Walking off the afternoon's consumption, I have found myself amazed that in a non theme park environment that every other house and shop has a dazzlingly detailed fresco lovingly painted on it. Attached information boards indicate many of these go back to the 15th century. For all those who hate painting the house or even just paying to have it done, just imagine living here and practically needing to call in Rembrandt just to get the gutters done.

It was Claudine's idea to come here. I think she tried to deceive me with some Disney Channel sleight of hand to get me in. But the only tantrum I'm throwing is that we are not staying longer.

* * *

Füssen is a small border town on the edge of Austria, Switzerland and Germany.  It is a tiny little place perfect for hiking, eating and drinking and definitely a great spot for us to have visited.  It´s bordertown nature means that it has a little bit of everything.  Lots of Wiener schnitzels on offer, the scenic Swiss Alps peeping above every little frescoed building and you can´t move for the amount of lederhosen on offer.

I love visiting small towns which are a little bit off the beaten track.  Füssen, I have since learned is definitely NOT off the beaten track as it is walking distance from Neuschwanstein castle (and the Hoheschanghau castle district) and therefore attracts about 10 million new day-tripping tourists every day. [For some reason, 90% of these tourists come from mainland China].  It is also the beginning of Romantische Strasse (The Romantic Road) a strip of fairy tale villages and medieval towns littered up a long road criss-crossing Bavaria.  And to think I thought it would be `just a nice little town´.

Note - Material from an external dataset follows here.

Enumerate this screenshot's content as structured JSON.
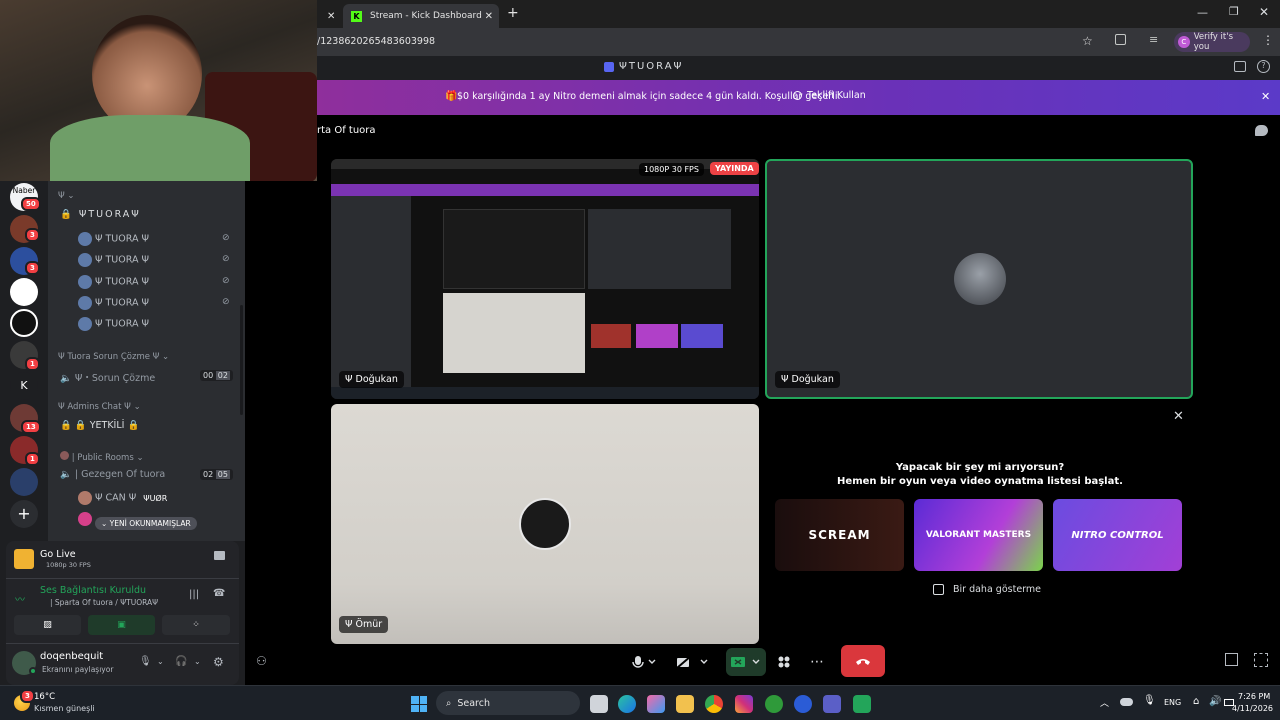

On the first day we wandered around the town following the ooompa loompa sounds to stumble into their regular Sunday night free concert in the square at the St Mang monastery.  This was about a 35 piece band with an orchestra in an elaborate German uniform with a conductor from the US.  It was complete with authentic, oversized German pipe instruments.  (They sounded great, but not too sure what they were).  Hanging colourful flowerpots, medieval baroque frescoes on ceilings and walls of the monastery and an open cobbled courtyard.  How could you get more Germanic than this.

Around the next corner an Oktoberfest (of sorts) was in full swing.  We never actually figured out whether something special was happening or whether this was just ´Sunday´ night.  Rows of rectangular tables had been set up in an orderly fashion in a separate square where buxom wenches clad in traditional German dress were struggling under the weight of the numerous giant beers being served to the heaving throes.  And yes, some of the guests were even wearing lederhosen.  Go figure?  It just didn´t look like it was set up "for the tourists" as it looked like a very local crowd as illustrated by the largeish protuding bellies and the bushy moustaches.  [And this was just the ladies].

Füssen is a gorgeous little place to stay and now that I have been there and read all the tourist literature, I have learned that it typifies Bavaria.  If this is what Bavaria is like then I never want to leave.
Slideshow Report as Spam
  • Your comment has been posted. Click here or reload this page to see it below.

  • Please enter a comment.
  • Please provide your name.
  • Please avoid using symbols in your name.
  • This name is a bit long. Please shorten it, or avoid special characters.
  • Please enter your email address to receive notification
  • Please enter a valid email address

Use this image in your site

Copy and paste this html: